Jose's good-news speech dodged all vital issues
Barroso missed an opportunity to address the policy failings behind the eurozone crisis
In accepting a doctorate from University College Cork on Thursday last, the outgoing European Commission president Jose Manuel Barroso could have taken the opportunity to reflect on his 10 years at the helm of the European Union's key institution.
It has been, on any dispassionate assessment ,a decade of crisis and under-achievement for the EU, by no means all to be laid at the feet of the commission which he heads. He chose instead to make polite remarks about the university whose honour he was accepting, which is perfectly fair and reasonable, but went on to paint a picture of the European Union, and particularly of the common currency project, which reeked of complacency and self-congratulation.

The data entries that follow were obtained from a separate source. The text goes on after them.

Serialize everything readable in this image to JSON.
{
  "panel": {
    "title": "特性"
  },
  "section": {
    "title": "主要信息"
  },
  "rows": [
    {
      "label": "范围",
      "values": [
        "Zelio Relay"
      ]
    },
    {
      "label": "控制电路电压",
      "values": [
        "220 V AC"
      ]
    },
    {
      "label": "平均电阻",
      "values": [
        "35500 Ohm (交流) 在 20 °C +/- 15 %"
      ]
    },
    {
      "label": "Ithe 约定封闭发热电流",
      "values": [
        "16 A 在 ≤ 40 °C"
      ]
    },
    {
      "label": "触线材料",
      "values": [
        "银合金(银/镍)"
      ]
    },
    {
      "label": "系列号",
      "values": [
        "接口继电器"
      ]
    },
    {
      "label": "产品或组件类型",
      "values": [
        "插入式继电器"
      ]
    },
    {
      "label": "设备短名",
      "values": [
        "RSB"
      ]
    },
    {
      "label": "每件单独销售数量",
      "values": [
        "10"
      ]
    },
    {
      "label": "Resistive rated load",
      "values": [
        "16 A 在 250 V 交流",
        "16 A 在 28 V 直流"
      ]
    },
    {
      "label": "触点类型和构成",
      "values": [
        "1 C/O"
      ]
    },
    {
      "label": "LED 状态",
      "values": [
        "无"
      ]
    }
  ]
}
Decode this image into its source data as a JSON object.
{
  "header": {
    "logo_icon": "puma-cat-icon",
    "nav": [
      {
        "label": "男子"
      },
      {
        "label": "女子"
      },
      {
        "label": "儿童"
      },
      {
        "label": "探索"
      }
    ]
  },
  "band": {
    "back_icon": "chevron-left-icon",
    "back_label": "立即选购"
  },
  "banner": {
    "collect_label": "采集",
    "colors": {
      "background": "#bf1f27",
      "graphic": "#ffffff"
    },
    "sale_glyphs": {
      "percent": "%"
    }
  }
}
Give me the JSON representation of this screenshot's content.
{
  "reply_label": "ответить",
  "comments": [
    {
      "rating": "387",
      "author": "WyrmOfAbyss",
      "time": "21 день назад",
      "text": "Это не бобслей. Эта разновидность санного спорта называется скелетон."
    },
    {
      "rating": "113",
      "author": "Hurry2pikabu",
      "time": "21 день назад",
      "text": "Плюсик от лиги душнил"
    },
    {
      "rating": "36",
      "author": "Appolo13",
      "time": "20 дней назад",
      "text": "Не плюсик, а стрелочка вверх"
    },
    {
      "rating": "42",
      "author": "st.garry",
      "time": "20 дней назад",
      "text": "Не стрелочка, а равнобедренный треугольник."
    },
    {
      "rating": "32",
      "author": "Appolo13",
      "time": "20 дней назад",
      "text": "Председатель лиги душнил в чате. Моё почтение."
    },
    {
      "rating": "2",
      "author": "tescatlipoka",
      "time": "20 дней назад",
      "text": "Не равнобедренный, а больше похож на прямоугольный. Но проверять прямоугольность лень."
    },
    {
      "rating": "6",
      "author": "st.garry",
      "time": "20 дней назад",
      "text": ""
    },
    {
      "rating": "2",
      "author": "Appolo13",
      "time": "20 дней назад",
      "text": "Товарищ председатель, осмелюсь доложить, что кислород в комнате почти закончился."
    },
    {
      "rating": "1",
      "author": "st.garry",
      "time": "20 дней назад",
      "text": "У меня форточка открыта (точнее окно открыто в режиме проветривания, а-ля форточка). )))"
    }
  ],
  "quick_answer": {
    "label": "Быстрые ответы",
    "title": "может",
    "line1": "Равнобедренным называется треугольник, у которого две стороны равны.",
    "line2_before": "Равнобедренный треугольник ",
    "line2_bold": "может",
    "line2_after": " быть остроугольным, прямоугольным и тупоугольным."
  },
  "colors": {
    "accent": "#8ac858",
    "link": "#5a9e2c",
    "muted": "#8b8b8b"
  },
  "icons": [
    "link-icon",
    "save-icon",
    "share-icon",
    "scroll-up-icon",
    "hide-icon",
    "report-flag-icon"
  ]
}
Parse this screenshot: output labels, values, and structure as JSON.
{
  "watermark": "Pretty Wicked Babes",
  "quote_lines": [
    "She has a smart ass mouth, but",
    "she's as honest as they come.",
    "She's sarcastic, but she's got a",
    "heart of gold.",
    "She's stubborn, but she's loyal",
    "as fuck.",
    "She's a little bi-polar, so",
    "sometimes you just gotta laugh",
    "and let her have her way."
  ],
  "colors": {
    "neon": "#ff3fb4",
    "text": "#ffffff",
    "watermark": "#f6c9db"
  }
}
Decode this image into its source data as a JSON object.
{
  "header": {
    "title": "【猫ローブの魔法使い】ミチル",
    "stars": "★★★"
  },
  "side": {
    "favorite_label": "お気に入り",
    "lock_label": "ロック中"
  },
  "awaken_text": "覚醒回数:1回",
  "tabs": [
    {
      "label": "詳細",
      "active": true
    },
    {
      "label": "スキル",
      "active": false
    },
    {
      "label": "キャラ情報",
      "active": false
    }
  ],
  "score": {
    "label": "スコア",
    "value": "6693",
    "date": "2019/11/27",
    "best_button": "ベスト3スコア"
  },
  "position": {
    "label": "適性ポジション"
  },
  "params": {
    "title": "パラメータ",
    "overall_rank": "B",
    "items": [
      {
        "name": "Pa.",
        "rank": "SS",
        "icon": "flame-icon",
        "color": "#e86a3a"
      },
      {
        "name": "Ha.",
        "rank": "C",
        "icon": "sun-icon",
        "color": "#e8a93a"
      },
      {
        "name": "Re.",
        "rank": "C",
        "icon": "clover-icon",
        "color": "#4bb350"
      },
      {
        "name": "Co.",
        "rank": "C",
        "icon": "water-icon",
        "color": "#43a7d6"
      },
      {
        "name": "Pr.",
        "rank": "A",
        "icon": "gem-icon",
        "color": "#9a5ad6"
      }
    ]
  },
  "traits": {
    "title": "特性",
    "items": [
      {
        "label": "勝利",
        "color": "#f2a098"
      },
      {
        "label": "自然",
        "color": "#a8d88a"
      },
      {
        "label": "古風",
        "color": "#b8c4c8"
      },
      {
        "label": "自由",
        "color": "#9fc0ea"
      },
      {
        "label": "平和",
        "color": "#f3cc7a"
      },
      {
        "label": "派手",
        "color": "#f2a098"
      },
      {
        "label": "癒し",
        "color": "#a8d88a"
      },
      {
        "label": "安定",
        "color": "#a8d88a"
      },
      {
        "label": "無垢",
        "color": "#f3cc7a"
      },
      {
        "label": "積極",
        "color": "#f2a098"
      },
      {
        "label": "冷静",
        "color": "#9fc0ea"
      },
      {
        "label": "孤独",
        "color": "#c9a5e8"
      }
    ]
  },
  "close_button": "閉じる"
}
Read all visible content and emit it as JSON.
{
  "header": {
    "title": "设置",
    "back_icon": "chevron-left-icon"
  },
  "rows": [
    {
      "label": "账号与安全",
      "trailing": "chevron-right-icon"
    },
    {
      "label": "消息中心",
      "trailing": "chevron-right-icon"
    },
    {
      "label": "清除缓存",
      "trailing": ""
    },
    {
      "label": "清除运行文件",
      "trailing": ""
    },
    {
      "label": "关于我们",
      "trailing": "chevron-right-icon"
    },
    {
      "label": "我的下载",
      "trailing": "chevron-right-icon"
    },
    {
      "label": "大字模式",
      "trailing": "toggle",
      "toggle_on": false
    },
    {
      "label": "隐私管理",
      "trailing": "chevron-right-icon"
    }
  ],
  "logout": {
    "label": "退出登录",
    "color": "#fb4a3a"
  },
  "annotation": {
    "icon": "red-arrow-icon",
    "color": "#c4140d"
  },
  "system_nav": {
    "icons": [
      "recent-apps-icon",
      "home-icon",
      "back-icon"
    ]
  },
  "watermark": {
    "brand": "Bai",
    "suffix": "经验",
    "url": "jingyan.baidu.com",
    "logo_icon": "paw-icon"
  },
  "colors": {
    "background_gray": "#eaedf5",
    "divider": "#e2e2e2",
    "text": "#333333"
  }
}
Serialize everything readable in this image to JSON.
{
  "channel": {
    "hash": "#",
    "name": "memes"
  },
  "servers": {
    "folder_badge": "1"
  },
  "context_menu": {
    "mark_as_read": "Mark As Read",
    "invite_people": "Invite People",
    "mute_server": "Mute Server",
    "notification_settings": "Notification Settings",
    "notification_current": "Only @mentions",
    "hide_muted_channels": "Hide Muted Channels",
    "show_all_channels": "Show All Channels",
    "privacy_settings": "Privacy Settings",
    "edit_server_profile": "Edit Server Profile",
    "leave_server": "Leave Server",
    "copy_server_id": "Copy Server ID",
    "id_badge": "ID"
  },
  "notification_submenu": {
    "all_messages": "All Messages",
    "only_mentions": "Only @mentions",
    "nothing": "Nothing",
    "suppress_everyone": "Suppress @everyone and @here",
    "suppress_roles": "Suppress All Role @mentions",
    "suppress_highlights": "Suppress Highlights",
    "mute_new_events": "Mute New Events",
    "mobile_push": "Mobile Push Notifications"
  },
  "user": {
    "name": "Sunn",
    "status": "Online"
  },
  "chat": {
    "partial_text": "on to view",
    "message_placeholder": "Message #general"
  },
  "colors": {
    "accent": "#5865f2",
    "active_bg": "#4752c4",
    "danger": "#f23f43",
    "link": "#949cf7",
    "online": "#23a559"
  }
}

There are four central points to be made about the common currency project which commenced in 1999. The first is that it was a huge undertaking, comparable in potential consequences to the EU's other two great experiments, the successful enlargement of the union and the near-completion of the single market. Persuading countries to abandon their independent currencies and to pool monetary sovereignty in a new set of untried institutional structures required careful design, anticipation of stresses which might arise and advance planning for dealing with them. It is now acknowledged universally, including by some of the project's designers, that it was "riddled with design flaws" in the words of German finance minister Wolfgang Schauble. Barroso's Cork speech contains not a single reference to errors made in designing the common currency, or to any failures in its subsequent crisis management.